India is a country that is famous for its diversity, with over 1.3 billion people speaking over 19,500 languages and dialects. Despite this, Hindi has been declared the official language of India. It is widely spoken in the northern, western, and central regions of the country and is recognized as the national language of India. But who made Hindi the national language of India?
The origins of Hindi can be traced back to the 10th century, when it emerged as a distinct language from its parent language, Sanskrit. It is a descendent of the Indo-Aryan language family and is closely related to Urdu, which is spoken in Pakistan.
The idea of making Hindi the national language of India was floated during the freedom struggle, led by Mahatma Gandhi and the Indian National Congress. In the early 20th century, the Indian National Congress passed a resolution to make Hindi the national language of India. However, it was not until 1949 that the Indian Constitution officially declared Hindi as the national language of India.
The decision to make Hindi the national language of India was not without controversy. Many people in southern India were opposed to the decision, as they felt that it gave Hindi-speaking regions an unfair advantage over other regions of India. This led to violent protests, which were eventually quelled by the Indian government.
Despite the controversy, Hindi remains the national language of India and is widely spoken throughout the country. It is also the fourth most spoken language in the world, with over 600 million speakers worldwide.

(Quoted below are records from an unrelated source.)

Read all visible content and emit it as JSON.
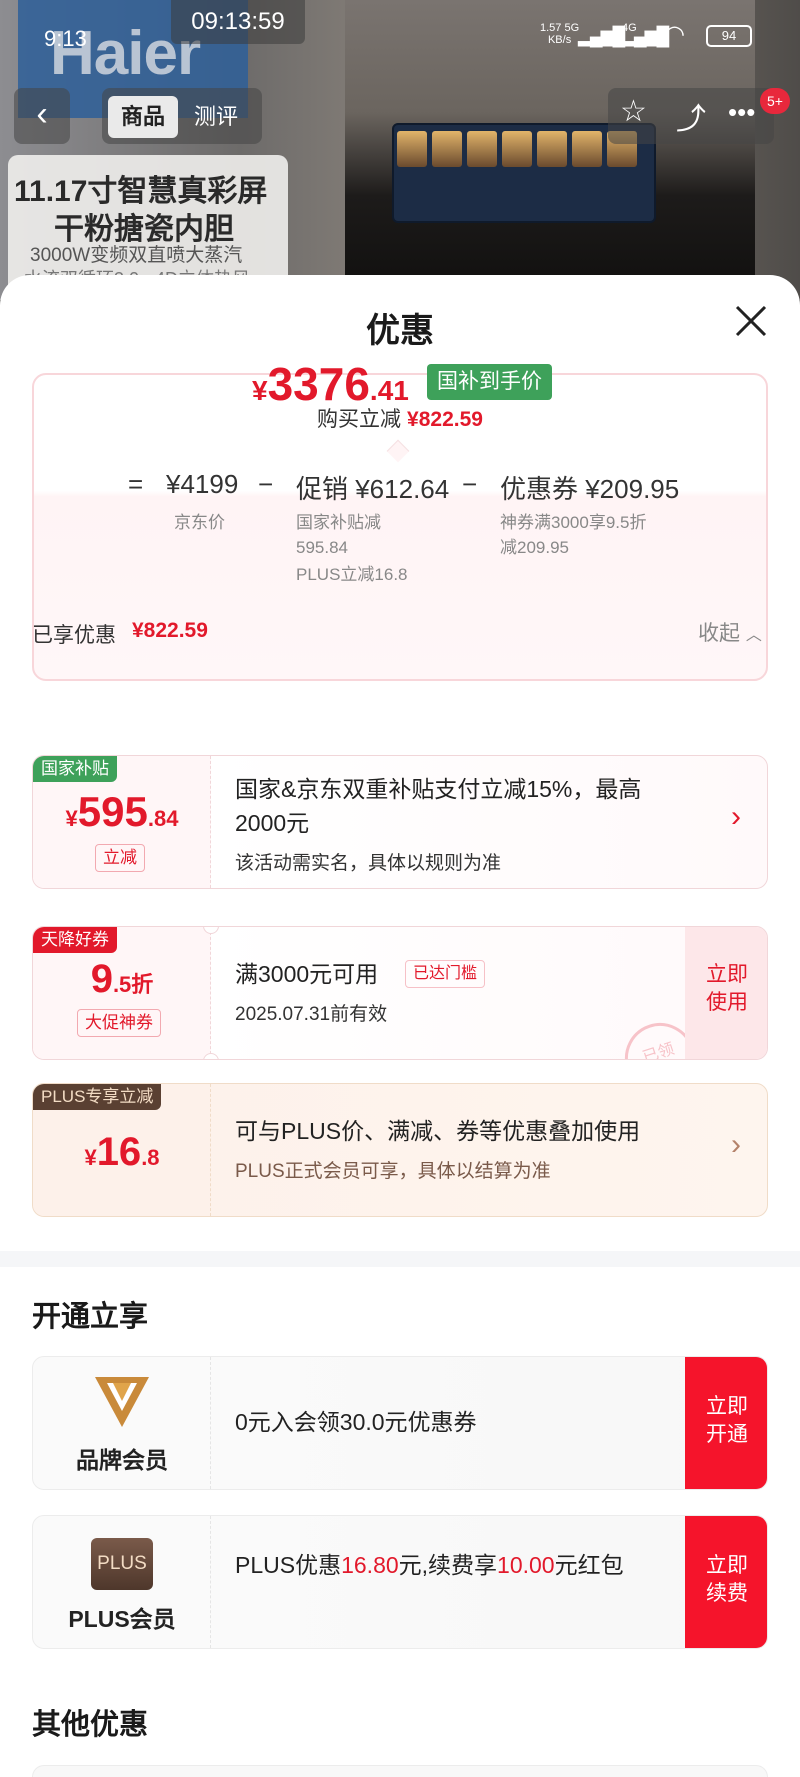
{
  "status_bar": {
    "time": "9:13",
    "clock": "09:13:59",
    "net_speed": "1.57",
    "net_unit": "KB/s",
    "net_5g": "5G",
    "net_4g": "4G",
    "battery": "94"
  },
  "background": {
    "brand": "Haier",
    "promo_line1": "11.17寸智慧真彩屏",
    "promo_line2": "干粉搪瓷内胆",
    "promo_line3": "3000W变频双直喷大蒸汽",
    "promo_line4": "水流双循环3.0 · 4D立体热风"
  },
  "navbar": {
    "back_icon": "chevron-left-icon",
    "tab_product": "商品",
    "tab_review": "测评",
    "badge": "5+"
  },
  "sheet": {
    "title": "优惠",
    "summary": {
      "price_yen": "¥",
      "price_int": "3376",
      "price_dec": ".41",
      "price_tag": "国补到手价",
      "reduce_label": "购买立减",
      "reduce_value": "¥822.59",
      "eq": "=",
      "base_price": "¥4199",
      "base_label": "京东价",
      "minus": "−",
      "promo_value": "促销 ¥612.64",
      "promo_sub1": "国家补贴减",
      "promo_sub2": "595.84",
      "promo_sub3": "PLUS立减16.8",
      "coupon_value": "优惠券 ¥209.95",
      "coupon_sub1": "神券满3000享9.5折",
      "coupon_sub2": "减209.95"
    },
    "applied": {
      "label": "已享优惠",
      "value": "¥822.59",
      "collapse": "收起"
    },
    "offers": [
      {
        "tag": "国家补贴",
        "amount_yen": "¥",
        "amount_int": "595",
        "amount_dec": ".84",
        "pill": "立减",
        "title_line1": "国家&京东双重补贴支付立减15%，最高",
        "title_line2": "2000元",
        "note": "该活动需实名，具体以规则为准"
      },
      {
        "tag": "天降好券",
        "amount_int": "9",
        "amount_dec": ".5折",
        "pill": "大促神券",
        "title": "满3000元可用",
        "reached": "已达门槛",
        "validity": "2025.07.31前有效",
        "button": "立即使用",
        "stamp": "已领"
      },
      {
        "tag": "PLUS专享立减",
        "amount_yen": "¥",
        "amount_int": "16",
        "amount_dec": ".8",
        "title": "可与PLUS价、满减、券等优惠叠加使用",
        "note": "PLUS正式会员可享，具体以结算为准"
      }
    ],
    "membership_title": "开通立享",
    "members": [
      {
        "name": "品牌会员",
        "desc": "0元入会领30.0元优惠券",
        "button": "立即开通"
      },
      {
        "name": "PLUS会员",
        "logo": "PLUS",
        "desc_a": "PLUS优惠",
        "desc_b": "16.80",
        "desc_c": "元,续费享",
        "desc_d": "10.00",
        "desc_e": "元红包",
        "button": "立即续费"
      }
    ],
    "other_title": "其他优惠"
  },
  "colors": {
    "accent_red": "#e2192b",
    "button_red": "#f5142b",
    "green_tag": "#3ea15a",
    "plus_brown": "#5a4032"
  }
}
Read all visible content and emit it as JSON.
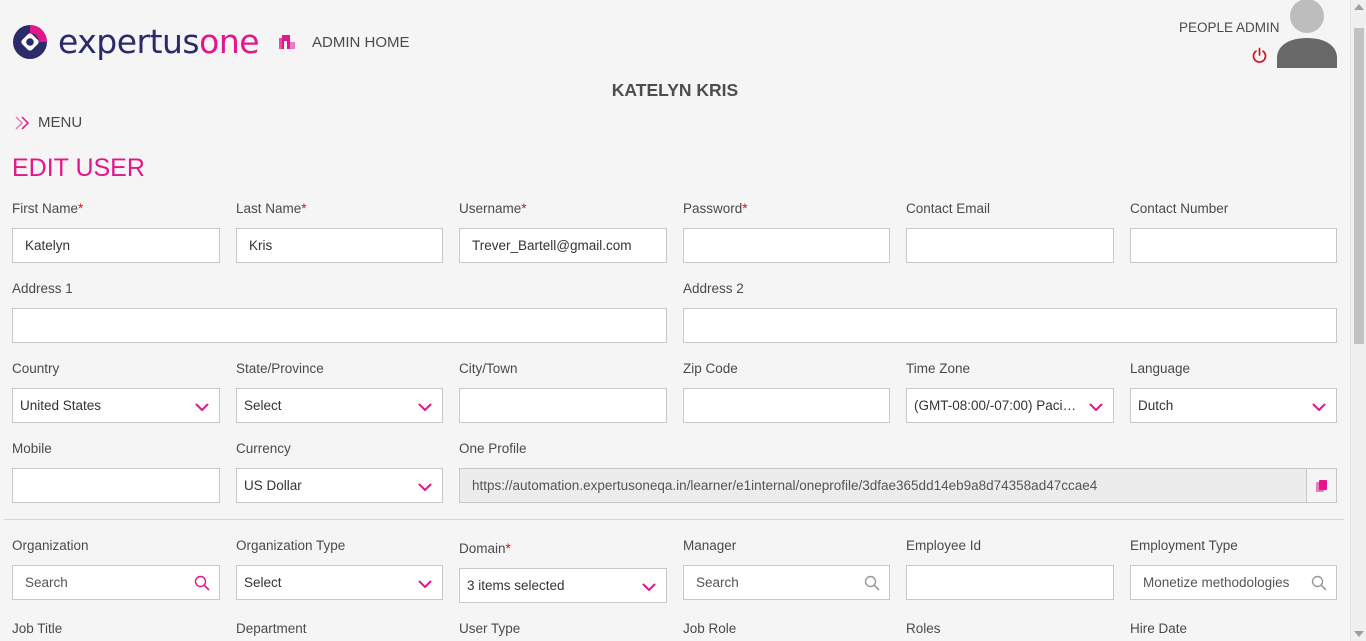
{
  "brand": {
    "logo_part1": "expertus",
    "logo_part2": "one",
    "accent": "#e4168c",
    "navy": "#2b2a6b"
  },
  "header": {
    "admin_home": "ADMIN HOME",
    "people_admin": "PEOPLE ADMIN",
    "user_name": "KATELYN KRIS",
    "menu_label": "MENU",
    "icons": [
      "logo-icon",
      "home-icon",
      "power-icon",
      "avatar-icon",
      "double-chevron-right-icon"
    ]
  },
  "page": {
    "title": "EDIT USER"
  },
  "form": {
    "first_name": {
      "label": "First Name",
      "value": "Katelyn",
      "required": "*"
    },
    "last_name": {
      "label": "Last Name",
      "value": "Kris",
      "required": "*"
    },
    "username": {
      "label": "Username",
      "value": "Trever_Bartell@gmail.com",
      "required": "*"
    },
    "password": {
      "label": "Password",
      "value": "",
      "required": "*"
    },
    "contact_email": {
      "label": "Contact Email",
      "value": ""
    },
    "contact_number": {
      "label": "Contact Number",
      "value": ""
    },
    "address1": {
      "label": "Address 1",
      "value": ""
    },
    "address2": {
      "label": "Address 2",
      "value": ""
    },
    "country": {
      "label": "Country",
      "value": "United States"
    },
    "state": {
      "label": "State/Province",
      "value": "Select"
    },
    "city": {
      "label": "City/Town",
      "value": ""
    },
    "zip": {
      "label": "Zip Code",
      "value": ""
    },
    "time_zone": {
      "label": "Time Zone",
      "value": "(GMT-08:00/-07:00) Pacific ..."
    },
    "language": {
      "label": "Language",
      "value": "Dutch"
    },
    "mobile": {
      "label": "Mobile",
      "value": ""
    },
    "currency": {
      "label": "Currency",
      "value": "US Dollar"
    },
    "one_profile": {
      "label": "One Profile",
      "value": "https://automation.expertusoneqa.in/learner/e1internal/oneprofile/3dfae365dd14eb9a8d74358ad47ccae4"
    },
    "organization": {
      "label": "Organization",
      "placeholder": "Search"
    },
    "organization_type": {
      "label": "Organization Type",
      "value": "Select"
    },
    "domain": {
      "label": "Domain",
      "value": "3 items selected",
      "required": "*"
    },
    "manager": {
      "label": "Manager",
      "placeholder": "Search"
    },
    "employee_id": {
      "label": "Employee Id",
      "value": ""
    },
    "employment_type": {
      "label": "Employment Type",
      "value": "Monetize methodologies"
    },
    "job_title": {
      "label": "Job Title"
    },
    "department": {
      "label": "Department"
    },
    "user_type": {
      "label": "User Type"
    },
    "job_role": {
      "label": "Job Role"
    },
    "roles": {
      "label": "Roles"
    },
    "hire_date": {
      "label": "Hire Date"
    }
  }
}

In conclusion, the decision to make Hindi the national language of India was a controversial one, but it has been widely accepted by the Indian people. Hindi is an important part of Indian culture and identity, and it continues to play a significant role in the country’s development and progress.